What’s the difference between a male soprano and a countertenor? Any?
One of the questions that I hear most frequently, especially after I have sung a concert with some lower repertoire, is: “Why do I call myself a male soprano and not a countertenor? What’s the difference?”
There is, in my opinion, a big difference between the modern, mostly or all-falsetto countertenor, most commonly a low mezzo soprano, and the historical one. The historical countertenor was, until at least the middle or the late eighteenth century, a chest-voice dominated voice and was usually either a low alto or a high tenor.[i] This changed in the early nineteenth century, in England, to a falsetto-dominated voice that was about a third or a fourth higher and was probably very similar to the voice of Alfred Deller.

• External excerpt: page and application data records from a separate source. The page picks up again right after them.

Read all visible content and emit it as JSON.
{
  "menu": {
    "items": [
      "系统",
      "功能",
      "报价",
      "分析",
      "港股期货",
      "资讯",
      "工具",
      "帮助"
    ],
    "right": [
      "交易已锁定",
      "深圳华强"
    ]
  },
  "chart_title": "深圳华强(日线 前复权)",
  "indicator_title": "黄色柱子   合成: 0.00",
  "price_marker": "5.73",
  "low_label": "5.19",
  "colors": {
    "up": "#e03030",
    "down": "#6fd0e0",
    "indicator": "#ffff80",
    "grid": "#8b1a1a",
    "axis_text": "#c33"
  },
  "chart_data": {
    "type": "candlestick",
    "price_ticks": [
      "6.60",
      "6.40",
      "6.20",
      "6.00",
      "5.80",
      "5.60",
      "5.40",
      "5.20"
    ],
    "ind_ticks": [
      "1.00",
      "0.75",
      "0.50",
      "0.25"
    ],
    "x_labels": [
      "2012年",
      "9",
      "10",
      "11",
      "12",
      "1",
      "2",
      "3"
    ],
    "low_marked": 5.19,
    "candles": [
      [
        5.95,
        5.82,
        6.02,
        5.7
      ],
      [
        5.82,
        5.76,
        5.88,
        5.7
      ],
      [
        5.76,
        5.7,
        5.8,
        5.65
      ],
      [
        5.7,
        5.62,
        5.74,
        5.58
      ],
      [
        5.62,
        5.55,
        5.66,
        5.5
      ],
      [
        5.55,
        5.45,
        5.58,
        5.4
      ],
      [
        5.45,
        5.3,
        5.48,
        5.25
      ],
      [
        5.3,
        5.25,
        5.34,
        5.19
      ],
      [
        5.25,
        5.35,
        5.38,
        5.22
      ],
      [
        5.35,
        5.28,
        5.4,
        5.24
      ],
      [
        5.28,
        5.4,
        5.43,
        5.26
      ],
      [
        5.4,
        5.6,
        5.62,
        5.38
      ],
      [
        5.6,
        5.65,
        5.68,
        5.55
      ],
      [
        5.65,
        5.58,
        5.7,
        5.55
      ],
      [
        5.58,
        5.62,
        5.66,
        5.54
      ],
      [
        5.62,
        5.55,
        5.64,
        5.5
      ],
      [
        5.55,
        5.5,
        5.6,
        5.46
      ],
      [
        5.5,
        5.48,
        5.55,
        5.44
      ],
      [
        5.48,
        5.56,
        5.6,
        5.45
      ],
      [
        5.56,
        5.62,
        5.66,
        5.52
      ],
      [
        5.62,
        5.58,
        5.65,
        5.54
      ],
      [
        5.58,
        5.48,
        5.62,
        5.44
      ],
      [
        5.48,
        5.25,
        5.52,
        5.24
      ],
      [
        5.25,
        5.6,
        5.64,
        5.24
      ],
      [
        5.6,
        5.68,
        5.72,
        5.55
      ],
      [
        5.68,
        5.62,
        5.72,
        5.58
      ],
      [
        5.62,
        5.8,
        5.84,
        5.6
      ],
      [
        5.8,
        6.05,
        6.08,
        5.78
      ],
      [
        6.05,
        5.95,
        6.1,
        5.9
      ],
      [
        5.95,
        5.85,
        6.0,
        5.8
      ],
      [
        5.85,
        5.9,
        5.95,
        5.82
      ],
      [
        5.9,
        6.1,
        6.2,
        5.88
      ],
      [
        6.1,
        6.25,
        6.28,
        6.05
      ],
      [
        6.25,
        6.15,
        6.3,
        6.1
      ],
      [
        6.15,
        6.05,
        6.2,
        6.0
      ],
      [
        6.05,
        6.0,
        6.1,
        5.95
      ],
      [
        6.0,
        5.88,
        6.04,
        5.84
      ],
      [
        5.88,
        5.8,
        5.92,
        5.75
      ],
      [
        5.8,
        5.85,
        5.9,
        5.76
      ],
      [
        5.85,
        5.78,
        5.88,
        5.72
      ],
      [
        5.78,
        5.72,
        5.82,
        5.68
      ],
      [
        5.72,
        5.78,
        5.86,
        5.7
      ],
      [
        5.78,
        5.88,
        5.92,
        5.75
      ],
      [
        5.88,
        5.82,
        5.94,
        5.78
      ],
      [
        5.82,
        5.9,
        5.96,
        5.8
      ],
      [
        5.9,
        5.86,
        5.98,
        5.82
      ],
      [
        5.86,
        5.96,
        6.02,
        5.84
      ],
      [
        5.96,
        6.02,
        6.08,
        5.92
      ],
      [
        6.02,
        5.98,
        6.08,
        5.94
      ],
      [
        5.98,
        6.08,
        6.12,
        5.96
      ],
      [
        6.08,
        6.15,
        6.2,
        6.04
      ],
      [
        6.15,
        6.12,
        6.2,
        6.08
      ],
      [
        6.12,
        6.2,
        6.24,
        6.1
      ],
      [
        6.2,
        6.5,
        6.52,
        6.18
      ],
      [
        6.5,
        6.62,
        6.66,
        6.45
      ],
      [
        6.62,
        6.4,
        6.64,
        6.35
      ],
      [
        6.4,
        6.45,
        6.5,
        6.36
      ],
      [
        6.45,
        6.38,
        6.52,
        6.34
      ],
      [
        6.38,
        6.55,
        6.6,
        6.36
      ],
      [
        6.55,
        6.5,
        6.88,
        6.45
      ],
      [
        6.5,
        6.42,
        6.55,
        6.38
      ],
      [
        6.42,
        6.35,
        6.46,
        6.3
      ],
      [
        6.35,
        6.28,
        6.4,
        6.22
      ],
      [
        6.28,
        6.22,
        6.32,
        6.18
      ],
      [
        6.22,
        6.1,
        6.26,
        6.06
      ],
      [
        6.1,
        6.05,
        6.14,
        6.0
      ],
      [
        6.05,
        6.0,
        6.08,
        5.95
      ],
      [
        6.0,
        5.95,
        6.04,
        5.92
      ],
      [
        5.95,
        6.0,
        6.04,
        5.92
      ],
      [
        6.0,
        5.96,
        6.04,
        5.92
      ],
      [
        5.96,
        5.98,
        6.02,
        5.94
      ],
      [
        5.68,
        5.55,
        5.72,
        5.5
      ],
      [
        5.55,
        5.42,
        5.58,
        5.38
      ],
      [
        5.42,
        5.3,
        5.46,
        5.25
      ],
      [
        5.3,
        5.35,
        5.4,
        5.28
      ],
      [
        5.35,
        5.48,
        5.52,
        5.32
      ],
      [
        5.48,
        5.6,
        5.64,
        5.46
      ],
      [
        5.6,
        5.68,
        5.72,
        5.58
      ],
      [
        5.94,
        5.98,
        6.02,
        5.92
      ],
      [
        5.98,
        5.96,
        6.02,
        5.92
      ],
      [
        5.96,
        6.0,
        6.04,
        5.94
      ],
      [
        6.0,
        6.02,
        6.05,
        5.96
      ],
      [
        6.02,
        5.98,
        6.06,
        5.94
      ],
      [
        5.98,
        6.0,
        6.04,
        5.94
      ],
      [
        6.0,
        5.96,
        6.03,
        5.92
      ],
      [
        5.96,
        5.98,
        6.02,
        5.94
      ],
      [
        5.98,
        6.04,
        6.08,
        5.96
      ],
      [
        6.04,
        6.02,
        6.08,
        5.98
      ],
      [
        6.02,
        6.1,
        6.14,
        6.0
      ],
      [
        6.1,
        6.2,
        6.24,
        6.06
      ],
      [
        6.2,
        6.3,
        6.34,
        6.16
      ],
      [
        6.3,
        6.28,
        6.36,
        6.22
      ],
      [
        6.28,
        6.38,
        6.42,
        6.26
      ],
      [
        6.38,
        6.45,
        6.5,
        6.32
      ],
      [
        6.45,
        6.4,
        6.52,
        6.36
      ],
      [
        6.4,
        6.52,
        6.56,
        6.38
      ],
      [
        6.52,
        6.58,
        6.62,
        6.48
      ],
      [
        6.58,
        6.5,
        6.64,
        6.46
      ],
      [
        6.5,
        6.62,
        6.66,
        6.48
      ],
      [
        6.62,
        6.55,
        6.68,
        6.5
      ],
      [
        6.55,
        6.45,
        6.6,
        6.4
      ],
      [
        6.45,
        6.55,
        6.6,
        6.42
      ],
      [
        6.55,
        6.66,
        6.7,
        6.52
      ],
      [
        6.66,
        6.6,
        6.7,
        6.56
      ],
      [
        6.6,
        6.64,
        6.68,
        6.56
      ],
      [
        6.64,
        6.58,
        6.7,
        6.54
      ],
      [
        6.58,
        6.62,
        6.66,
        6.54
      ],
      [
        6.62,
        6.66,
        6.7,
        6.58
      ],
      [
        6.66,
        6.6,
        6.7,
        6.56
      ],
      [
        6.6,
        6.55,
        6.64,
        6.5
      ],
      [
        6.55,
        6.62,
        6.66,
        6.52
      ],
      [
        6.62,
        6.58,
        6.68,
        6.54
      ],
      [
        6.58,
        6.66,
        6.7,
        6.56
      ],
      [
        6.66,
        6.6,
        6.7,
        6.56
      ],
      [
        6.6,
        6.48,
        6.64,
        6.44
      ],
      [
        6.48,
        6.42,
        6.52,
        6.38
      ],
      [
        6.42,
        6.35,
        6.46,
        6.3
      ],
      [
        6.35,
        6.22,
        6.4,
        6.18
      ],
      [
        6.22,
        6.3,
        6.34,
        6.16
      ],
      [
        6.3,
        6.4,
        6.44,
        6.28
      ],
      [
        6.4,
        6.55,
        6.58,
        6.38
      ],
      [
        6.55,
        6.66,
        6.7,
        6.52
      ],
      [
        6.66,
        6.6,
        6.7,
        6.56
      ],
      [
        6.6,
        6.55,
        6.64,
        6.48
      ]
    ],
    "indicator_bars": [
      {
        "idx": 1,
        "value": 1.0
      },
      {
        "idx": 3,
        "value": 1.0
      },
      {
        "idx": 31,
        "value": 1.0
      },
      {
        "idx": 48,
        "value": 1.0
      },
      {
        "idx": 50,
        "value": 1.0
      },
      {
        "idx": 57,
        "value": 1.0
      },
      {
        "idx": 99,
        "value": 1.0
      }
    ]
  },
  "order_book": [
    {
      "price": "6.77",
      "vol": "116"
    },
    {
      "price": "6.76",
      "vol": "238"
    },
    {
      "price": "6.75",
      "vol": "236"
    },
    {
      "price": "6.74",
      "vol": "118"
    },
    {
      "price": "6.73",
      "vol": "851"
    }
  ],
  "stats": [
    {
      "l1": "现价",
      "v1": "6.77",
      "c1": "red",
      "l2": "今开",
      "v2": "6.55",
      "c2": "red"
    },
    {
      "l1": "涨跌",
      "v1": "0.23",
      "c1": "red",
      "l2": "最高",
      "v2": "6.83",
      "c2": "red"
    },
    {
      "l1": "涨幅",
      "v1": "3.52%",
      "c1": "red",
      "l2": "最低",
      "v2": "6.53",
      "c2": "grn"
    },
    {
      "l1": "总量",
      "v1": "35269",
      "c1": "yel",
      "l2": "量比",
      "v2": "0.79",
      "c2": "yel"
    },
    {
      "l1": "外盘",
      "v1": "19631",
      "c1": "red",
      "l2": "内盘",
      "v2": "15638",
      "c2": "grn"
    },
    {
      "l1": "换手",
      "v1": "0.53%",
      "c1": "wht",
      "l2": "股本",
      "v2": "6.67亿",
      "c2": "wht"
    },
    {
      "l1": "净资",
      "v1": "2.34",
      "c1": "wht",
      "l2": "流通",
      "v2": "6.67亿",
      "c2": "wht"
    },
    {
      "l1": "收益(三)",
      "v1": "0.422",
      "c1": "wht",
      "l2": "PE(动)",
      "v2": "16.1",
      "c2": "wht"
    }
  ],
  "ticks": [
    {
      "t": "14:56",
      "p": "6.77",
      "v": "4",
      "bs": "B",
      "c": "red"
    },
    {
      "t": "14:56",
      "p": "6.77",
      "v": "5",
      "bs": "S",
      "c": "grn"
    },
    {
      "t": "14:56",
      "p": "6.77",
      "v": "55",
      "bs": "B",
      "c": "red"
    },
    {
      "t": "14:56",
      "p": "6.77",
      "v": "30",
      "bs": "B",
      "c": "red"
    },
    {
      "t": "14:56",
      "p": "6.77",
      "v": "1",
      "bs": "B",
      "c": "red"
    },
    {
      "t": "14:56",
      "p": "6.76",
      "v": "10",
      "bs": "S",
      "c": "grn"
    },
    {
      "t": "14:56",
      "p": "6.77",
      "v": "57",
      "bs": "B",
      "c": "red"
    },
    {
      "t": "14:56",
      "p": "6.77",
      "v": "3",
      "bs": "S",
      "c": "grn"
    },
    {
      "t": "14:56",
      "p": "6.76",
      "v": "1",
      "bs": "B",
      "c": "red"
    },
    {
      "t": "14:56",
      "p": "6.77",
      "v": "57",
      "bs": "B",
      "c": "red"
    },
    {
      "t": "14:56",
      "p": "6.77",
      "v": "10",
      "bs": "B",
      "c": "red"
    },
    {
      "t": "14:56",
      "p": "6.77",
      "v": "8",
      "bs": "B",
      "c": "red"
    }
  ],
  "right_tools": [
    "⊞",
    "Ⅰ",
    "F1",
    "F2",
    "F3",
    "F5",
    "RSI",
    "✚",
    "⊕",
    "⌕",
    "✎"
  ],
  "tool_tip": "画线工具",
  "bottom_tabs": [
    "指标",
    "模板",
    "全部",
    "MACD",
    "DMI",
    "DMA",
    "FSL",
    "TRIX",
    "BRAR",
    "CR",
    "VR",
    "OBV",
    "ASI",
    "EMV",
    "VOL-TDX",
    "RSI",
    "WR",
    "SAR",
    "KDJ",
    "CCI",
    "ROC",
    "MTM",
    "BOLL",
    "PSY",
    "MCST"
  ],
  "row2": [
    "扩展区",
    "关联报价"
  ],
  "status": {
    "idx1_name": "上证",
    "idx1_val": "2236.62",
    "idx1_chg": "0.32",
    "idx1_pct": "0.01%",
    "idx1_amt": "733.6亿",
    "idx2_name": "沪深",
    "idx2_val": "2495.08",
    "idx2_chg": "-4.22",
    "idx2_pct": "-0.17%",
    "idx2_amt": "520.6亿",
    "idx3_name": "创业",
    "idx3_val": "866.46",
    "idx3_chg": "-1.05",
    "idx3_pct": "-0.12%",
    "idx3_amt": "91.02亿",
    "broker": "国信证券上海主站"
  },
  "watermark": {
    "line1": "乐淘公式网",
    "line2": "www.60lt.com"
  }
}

The most famous nineteenth-century possessor of this voice was William Knyvett, a composer and glee-singer.[ii]
The modern concept of a “countertenor” is, in the classical music market, of primarily falsetto production that is usually either a low or a high mezzo. . I do not consider the male soprano to be a countertenor by this modern definition for a variety of reasons. Primarily, because it is confuses two different ranges; the countertenor has always been a significantly lower voice than the soprano. The countertenor was as much a voice type and vocal production (though these have changed) as it was a vocal line, lying directly above the tenor. While in the broadest sense, the modern male soprano is a countertenor, in so far as he is also using a primarily falsetto production, whatever he chooses to call it (head voice, reinforced head voice, isolated falsetto, M2), calling him one tends to cause inapposite expectations from his listeners. [iii]
I don’t call myself a countertenor for a variety of reasons.
A. I use a lot of chest voice, generally up to my natural passaggio between d’ and e’. I’m far more interested in recreating the voice (as far as is possible) of the soprano castrati; all of the major ones in the late 18th and early 19th centuries apparently used extensive chest voices up to a c''.[iv] As I’ve said before, the modern expectation is that a “countertenor” will use very little chest voice, at times pushing his falsetto far below the normal male passaggio of between d’ and f’. I don’t think that this is historically supported and, in any case, is an almost impossible technique to use in male soprano repertoire that regularly extends from g to b'' or c'''.
B. Modern Countertenors are almost all mezzo sopranos, either high or low. I don’t wish to confuse people or have them expect something other than what I am and what I sing--soprano--though I do occasionally dip into the upper “countertenor” repertoire.
C. Modern operatic countertenors, and even a lot of church or ensemble countertenors, use a modern, generally lowered/tilted laryngeal position and, consequently, a fair amount of vocal tract expansion to create a richer, darker sound. As this is not an eighteenth-century idea—all treatises I know condemn any kind of singing in which the throat can be heard—I avoid it. This makes my voice much brighter than the typical modern countertenor, and probably much brighter than is normal among all modern singers, and I’m perfectly ok with that. What I sacrifice in lushness I believe I gain in many other areas. The modern countertenor, from Alfred Deller and John Bowman up to singers of the present day, describes a group of often very fine singers—equal to the best singers of any voice group. But I don’t sing with their (predominate) method, or with their sound, or, mostly, with in their range. In short, my opinion is that while a male mezzo or contralto is free to call himself a countertenor, there are a number of reasons both historical and practical for a male soprano—though he is in a very broad sense also a countertenor as a primarily falsetto singer—to call himself a male soprano and not try to confuse the issue.
[i] Timothy Morris, "Voice Ranges, Voice Types, and Pitch in Purcell’s Concerted Works," Performing the Music of Henry Purcell ed. Michael Burden, (Oxford: Clarendon Press, 1996): 140. Andrew Parrott, "Performing Purcell," The Purcell Companion ed. Michael Burden (London: Faber & Faber, 1995): 385-444. Donald Burrows, Handel and the English Chapel Royal (Oxford: Oxford University Press, 2005): 141.
[ii] "William Knyvett" The Quarterly Musical Magazine and Review for 1820 (London: Baldwin, Cradock and Joy: 1820):472-476.
[iii] Pier Francesco Tosi, Observations on the Florid Song, or, Sentiments on the Ancient and Modern Singers, trans. and ed. Johann Ernst Galliard (London: J. Wilcox, 1743): 22-24.
[iv] Robert Crowe, "Giambattista Velluti in London (1825-1829): Literary Constructions of the Last Operatic Castrato" (PhD Diss, Boston University, 2017): 193-268